[What the task asks]: Whenever a line in the records below holds the string "true", copy it out.

[Study material]:
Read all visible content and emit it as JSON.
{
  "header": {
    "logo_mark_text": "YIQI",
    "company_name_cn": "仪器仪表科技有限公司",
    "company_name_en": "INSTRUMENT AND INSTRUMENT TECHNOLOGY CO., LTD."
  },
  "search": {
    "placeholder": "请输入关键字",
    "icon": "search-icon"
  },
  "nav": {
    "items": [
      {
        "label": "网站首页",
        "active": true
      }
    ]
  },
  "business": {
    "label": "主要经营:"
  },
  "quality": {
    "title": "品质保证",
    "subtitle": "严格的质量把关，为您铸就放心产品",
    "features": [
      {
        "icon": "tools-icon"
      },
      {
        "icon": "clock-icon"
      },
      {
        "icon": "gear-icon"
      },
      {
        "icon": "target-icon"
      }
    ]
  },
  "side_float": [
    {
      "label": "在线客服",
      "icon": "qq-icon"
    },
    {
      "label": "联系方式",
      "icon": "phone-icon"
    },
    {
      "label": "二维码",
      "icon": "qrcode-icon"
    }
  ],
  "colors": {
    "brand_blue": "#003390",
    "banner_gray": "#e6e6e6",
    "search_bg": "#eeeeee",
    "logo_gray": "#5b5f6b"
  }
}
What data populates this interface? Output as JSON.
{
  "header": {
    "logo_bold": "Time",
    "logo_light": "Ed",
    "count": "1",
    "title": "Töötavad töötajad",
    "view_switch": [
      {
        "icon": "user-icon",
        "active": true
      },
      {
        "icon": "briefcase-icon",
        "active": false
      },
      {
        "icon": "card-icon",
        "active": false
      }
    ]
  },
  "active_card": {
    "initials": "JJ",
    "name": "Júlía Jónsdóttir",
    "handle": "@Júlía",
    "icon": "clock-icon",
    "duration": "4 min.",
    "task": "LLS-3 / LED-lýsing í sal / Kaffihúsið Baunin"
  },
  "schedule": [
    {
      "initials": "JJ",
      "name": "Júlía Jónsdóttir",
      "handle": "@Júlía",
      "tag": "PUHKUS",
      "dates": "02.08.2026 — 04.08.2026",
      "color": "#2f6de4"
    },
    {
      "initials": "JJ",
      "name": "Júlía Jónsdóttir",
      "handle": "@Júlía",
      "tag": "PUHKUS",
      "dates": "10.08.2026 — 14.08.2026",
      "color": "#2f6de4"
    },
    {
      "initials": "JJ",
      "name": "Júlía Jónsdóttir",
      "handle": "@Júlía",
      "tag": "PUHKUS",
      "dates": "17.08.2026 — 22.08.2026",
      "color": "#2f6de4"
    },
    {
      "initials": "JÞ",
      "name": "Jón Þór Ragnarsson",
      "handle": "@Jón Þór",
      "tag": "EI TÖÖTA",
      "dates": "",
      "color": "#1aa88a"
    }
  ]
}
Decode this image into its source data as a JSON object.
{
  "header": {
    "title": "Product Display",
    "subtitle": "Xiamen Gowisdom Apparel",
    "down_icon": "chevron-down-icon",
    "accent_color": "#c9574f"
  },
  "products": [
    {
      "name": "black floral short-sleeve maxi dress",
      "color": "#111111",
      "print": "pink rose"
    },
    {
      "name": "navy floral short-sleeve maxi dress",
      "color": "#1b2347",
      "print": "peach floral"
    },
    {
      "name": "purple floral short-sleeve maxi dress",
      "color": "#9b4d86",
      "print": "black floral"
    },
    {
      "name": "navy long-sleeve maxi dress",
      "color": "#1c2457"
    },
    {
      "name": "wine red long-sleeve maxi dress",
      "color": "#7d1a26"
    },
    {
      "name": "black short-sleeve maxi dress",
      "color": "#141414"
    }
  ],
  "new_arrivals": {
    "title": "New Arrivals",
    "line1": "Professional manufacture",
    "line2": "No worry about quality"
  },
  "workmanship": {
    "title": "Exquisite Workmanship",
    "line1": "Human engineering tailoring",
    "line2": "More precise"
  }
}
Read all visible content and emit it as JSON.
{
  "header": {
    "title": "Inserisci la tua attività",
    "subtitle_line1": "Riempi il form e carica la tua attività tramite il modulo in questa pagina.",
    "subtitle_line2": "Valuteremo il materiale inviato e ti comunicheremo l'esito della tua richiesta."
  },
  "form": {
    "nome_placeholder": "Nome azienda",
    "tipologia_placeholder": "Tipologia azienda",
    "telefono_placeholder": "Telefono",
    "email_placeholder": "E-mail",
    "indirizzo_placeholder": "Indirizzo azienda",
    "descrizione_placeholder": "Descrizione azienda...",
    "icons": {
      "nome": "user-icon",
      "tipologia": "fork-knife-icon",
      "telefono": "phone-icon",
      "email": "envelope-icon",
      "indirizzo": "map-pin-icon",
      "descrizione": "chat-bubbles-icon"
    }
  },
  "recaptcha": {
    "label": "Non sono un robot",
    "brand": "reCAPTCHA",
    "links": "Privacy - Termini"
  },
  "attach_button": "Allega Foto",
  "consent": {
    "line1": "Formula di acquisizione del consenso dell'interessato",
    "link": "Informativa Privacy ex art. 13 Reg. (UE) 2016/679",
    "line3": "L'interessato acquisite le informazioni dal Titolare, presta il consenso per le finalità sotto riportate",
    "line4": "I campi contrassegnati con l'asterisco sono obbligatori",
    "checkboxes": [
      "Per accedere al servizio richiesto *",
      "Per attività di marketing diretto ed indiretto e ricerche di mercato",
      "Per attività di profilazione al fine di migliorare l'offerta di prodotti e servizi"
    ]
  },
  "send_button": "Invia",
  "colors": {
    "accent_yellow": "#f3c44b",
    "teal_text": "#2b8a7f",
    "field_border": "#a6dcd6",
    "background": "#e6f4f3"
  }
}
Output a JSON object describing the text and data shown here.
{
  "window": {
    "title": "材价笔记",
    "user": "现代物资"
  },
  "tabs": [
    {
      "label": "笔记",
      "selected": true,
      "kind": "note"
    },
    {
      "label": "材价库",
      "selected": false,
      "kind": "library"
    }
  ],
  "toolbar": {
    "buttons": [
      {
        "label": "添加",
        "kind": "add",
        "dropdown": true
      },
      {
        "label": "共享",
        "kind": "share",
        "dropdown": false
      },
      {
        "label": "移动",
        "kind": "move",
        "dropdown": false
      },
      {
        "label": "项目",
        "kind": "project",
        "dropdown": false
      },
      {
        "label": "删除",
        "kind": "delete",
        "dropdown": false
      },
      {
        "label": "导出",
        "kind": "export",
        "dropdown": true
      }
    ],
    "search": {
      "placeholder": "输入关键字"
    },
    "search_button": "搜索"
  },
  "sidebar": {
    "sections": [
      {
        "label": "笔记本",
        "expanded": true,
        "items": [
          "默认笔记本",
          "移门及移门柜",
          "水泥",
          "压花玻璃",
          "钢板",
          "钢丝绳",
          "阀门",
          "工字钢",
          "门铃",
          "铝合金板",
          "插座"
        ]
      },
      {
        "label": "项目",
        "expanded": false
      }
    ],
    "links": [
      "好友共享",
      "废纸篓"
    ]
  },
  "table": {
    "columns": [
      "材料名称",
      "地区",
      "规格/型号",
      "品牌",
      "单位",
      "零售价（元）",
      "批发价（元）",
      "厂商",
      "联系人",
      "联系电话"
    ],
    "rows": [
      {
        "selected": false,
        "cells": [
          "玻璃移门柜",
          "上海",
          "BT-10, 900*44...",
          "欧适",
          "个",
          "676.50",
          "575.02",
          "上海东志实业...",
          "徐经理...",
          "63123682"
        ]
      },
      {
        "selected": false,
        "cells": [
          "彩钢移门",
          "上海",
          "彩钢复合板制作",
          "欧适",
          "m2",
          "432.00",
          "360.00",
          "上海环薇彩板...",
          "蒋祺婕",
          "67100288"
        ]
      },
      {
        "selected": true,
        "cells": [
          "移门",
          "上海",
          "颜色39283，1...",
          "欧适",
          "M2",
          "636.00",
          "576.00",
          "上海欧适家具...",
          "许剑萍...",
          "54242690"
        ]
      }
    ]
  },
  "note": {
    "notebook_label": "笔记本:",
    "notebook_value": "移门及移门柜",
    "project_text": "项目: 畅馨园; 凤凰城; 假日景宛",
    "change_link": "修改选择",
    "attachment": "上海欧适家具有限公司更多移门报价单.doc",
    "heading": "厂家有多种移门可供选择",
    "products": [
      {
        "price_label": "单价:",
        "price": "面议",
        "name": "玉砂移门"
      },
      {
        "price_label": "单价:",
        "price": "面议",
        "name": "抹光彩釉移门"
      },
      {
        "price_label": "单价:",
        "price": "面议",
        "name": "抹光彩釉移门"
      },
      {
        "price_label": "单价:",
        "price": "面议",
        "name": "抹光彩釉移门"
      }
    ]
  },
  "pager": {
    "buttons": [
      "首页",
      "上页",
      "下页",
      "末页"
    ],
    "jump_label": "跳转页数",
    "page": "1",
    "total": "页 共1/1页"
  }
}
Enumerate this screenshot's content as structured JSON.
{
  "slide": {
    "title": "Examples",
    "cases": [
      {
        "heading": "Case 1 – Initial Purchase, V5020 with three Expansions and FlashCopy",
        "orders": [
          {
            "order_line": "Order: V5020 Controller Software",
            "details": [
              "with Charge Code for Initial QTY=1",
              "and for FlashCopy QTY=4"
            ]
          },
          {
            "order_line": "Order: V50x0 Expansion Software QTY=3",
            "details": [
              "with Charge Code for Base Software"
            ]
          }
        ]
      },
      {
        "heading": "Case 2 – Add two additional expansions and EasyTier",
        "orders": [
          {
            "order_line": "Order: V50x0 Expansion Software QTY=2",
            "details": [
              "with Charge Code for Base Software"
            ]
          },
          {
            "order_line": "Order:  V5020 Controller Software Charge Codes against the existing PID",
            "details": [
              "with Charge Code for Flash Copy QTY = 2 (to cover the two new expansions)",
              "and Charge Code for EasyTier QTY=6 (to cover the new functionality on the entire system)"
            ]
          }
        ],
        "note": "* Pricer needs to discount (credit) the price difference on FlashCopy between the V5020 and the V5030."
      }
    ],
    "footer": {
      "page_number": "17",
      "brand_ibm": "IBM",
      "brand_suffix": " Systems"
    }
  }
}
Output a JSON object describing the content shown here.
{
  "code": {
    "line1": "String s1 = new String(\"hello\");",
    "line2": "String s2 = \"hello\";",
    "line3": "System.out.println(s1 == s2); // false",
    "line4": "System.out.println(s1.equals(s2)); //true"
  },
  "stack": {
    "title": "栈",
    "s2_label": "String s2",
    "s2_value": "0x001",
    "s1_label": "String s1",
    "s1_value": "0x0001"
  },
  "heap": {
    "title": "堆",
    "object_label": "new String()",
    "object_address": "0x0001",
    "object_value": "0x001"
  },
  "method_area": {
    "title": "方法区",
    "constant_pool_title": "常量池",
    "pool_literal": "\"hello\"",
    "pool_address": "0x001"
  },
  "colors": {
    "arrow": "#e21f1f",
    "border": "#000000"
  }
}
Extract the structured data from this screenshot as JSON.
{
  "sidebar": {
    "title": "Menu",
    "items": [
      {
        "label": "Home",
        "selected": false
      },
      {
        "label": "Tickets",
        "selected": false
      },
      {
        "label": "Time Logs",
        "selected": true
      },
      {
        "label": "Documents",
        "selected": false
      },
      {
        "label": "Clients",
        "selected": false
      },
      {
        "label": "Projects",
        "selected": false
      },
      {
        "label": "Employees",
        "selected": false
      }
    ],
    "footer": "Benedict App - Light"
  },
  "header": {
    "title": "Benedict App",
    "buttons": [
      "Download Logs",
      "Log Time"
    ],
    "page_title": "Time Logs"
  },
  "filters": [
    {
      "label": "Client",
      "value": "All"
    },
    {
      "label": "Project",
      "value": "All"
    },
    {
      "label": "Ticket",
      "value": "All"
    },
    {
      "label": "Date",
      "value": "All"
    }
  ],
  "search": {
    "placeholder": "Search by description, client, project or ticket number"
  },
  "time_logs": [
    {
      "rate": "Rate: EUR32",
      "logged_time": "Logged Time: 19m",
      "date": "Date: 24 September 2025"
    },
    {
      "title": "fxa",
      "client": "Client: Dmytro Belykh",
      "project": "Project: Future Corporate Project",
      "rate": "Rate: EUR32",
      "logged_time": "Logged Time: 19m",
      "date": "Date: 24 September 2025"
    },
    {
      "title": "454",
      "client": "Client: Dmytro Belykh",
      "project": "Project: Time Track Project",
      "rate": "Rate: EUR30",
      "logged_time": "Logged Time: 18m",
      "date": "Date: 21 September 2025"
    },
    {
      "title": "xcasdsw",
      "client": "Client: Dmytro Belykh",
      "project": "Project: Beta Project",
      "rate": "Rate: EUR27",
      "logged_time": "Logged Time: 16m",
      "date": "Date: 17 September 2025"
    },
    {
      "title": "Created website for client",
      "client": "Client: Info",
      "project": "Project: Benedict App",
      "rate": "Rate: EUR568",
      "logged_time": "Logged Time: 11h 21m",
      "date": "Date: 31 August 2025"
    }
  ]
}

[Exercise result]:
        "active": true
        "active": true
      "selected": true,
        "dropdown": true
        "dropdown": true
        "expanded": true,
        "selected": true,
    "line4": "System.out.println(s1.equals(s2)); //true"
        "selected": true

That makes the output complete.